BEGIN

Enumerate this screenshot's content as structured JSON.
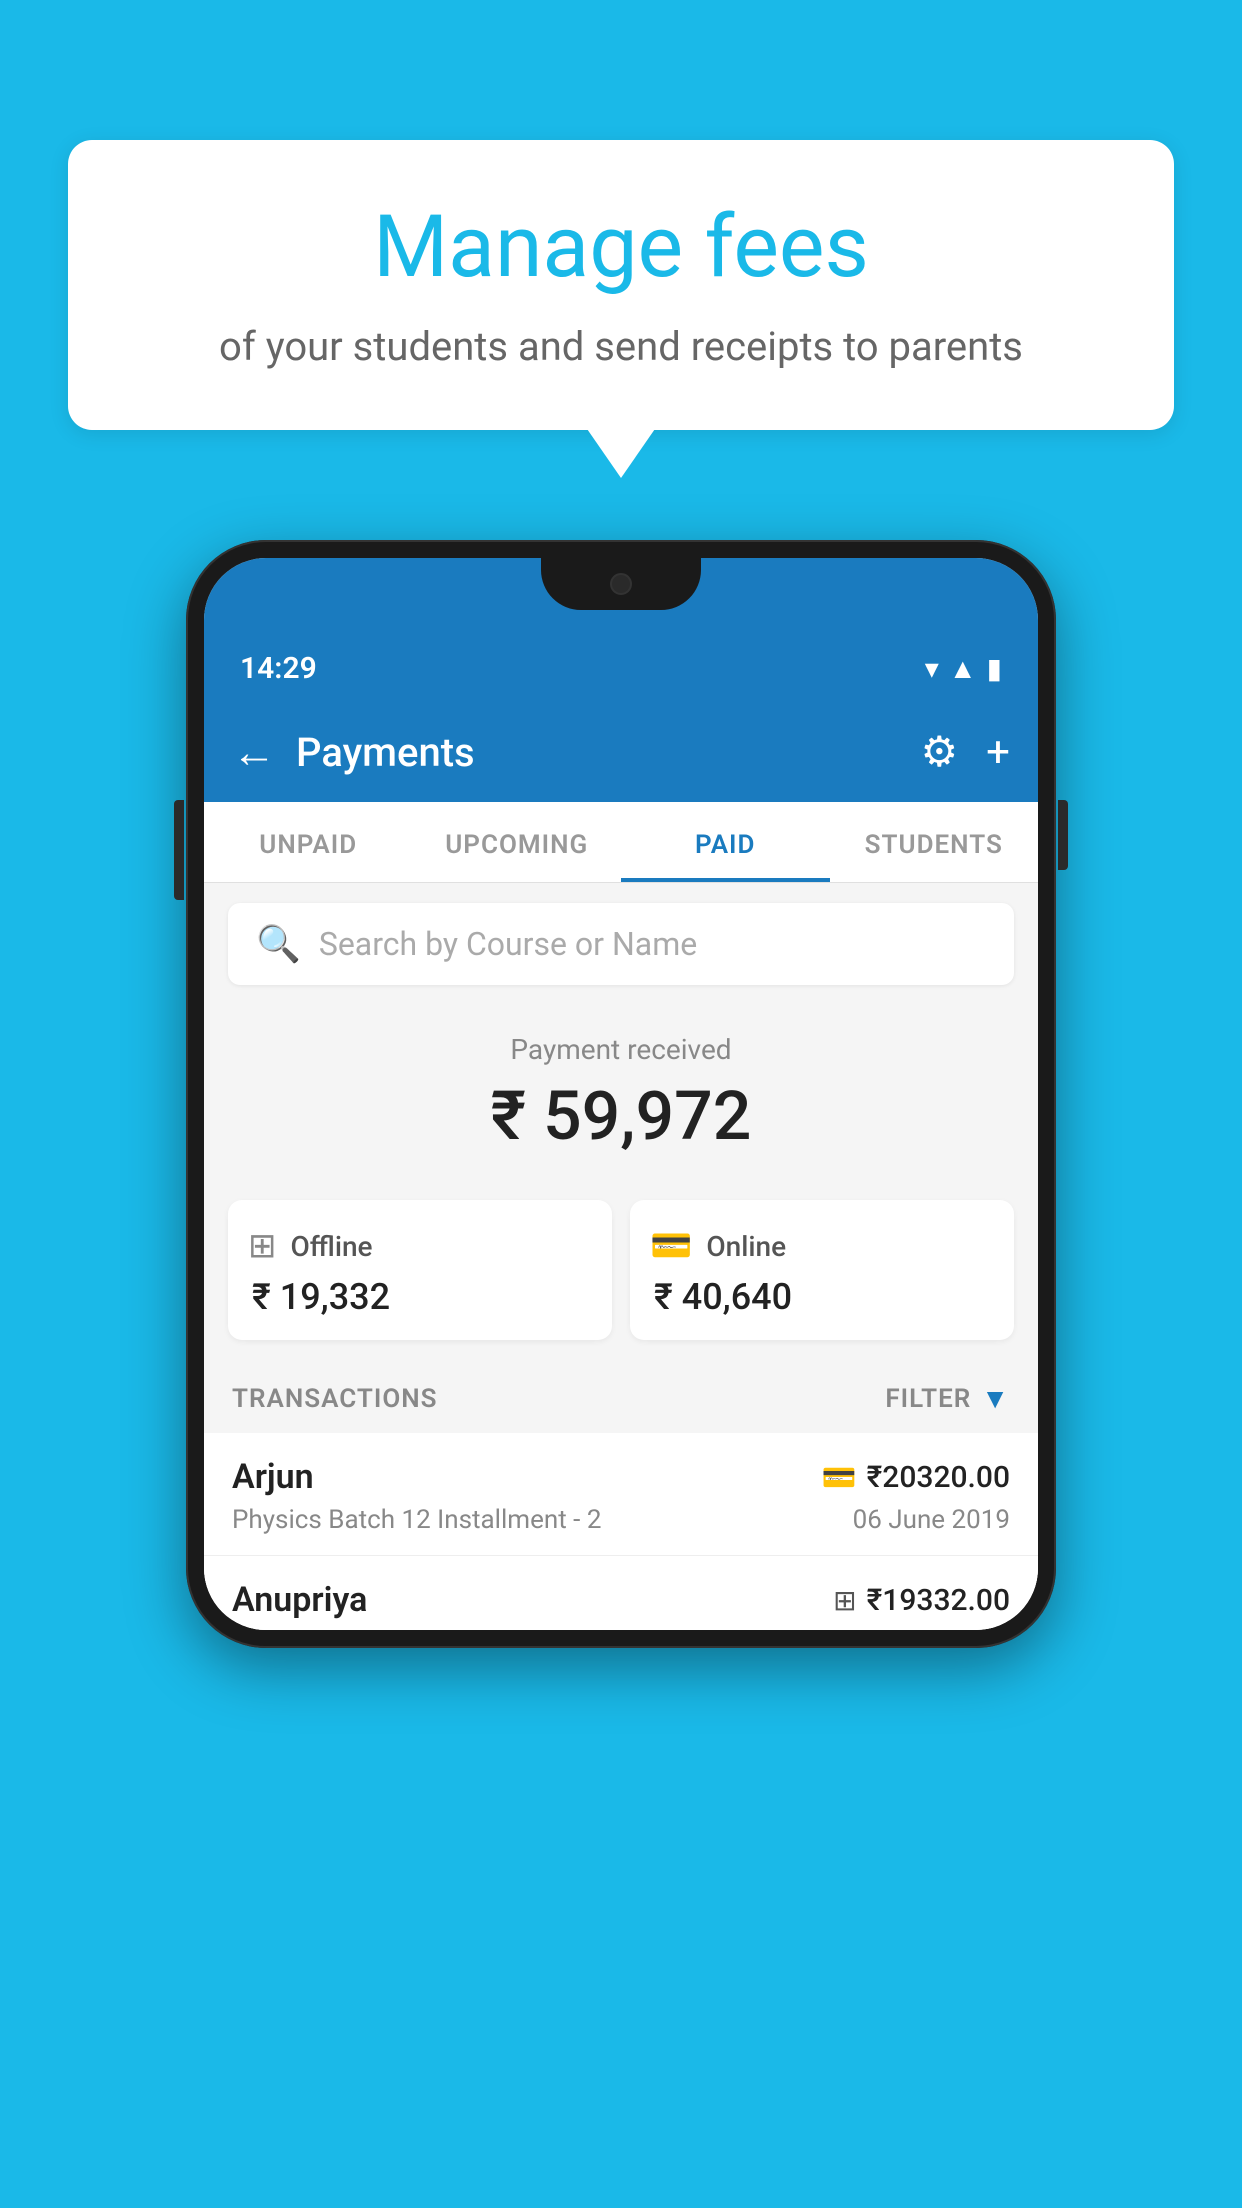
{
  "bubble": {
    "title": "Manage fees",
    "subtitle": "of your students and send receipts to parents"
  },
  "phone": {
    "status": {
      "time": "14:29"
    },
    "header": {
      "title": "Payments",
      "back_label": "←",
      "settings_label": "⚙",
      "add_label": "+"
    },
    "tabs": [
      {
        "label": "UNPAID",
        "active": false
      },
      {
        "label": "UPCOMING",
        "active": false
      },
      {
        "label": "PAID",
        "active": true
      },
      {
        "label": "STUDENTS",
        "active": false
      }
    ],
    "search": {
      "placeholder": "Search by Course or Name"
    },
    "payment_summary": {
      "label": "Payment received",
      "total": "₹ 59,972",
      "offline": {
        "type": "Offline",
        "amount": "₹ 19,332"
      },
      "online": {
        "type": "Online",
        "amount": "₹ 40,640"
      }
    },
    "transactions_label": "TRANSACTIONS",
    "filter_label": "FILTER",
    "transactions": [
      {
        "name": "Arjun",
        "course": "Physics Batch 12 Installment - 2",
        "date": "06 June 2019",
        "amount": "₹20320.00",
        "mode": "online"
      },
      {
        "name": "Anupriya",
        "course": "",
        "date": "",
        "amount": "₹19332.00",
        "mode": "offline"
      }
    ]
  },
  "colors": {
    "brand_blue": "#1a7bbf",
    "sky_blue": "#1ab9e8",
    "white": "#ffffff"
  }
}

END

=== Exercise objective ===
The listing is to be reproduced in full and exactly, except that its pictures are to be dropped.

=== Response ===
Enumerate this screenshot's content as structured JSON.
{
  "bubble": {
    "title": "Manage fees",
    "subtitle": "of your students and send receipts to parents"
  },
  "phone": {
    "status": {
      "time": "14:29"
    },
    "header": {
      "title": "Payments",
      "back_label": "←",
      "settings_label": "⚙",
      "add_label": "+"
    },
    "tabs": [
      {
        "label": "UNPAID",
        "active": false
      },
      {
        "label": "UPCOMING",
        "active": false
      },
      {
        "label": "PAID",
        "active": true
      },
      {
        "label": "STUDENTS",
        "active": false
      }
    ],
    "search": {
      "placeholder": "Search by Course or Name"
    },
    "payment_summary": {
      "label": "Payment received",
      "total": "₹ 59,972",
      "offline": {
        "type": "Offline",
        "amount": "₹ 19,332"
      },
      "online": {
        "type": "Online",
        "amount": "₹ 40,640"
      }
    },
    "transactions_label": "TRANSACTIONS",
    "filter_label": "FILTER",
    "transactions": [
      {
        "name": "Arjun",
        "course": "Physics Batch 12 Installment - 2",
        "date": "06 June 2019",
        "amount": "₹20320.00",
        "mode": "online"
      },
      {
        "name": "Anupriya",
        "course": "",
        "date": "",
        "amount": "₹19332.00",
        "mode": "offline"
      }
    ]
  },
  "colors": {
    "brand_blue": "#1a7bbf",
    "sky_blue": "#1ab9e8",
    "white": "#ffffff"
  }
}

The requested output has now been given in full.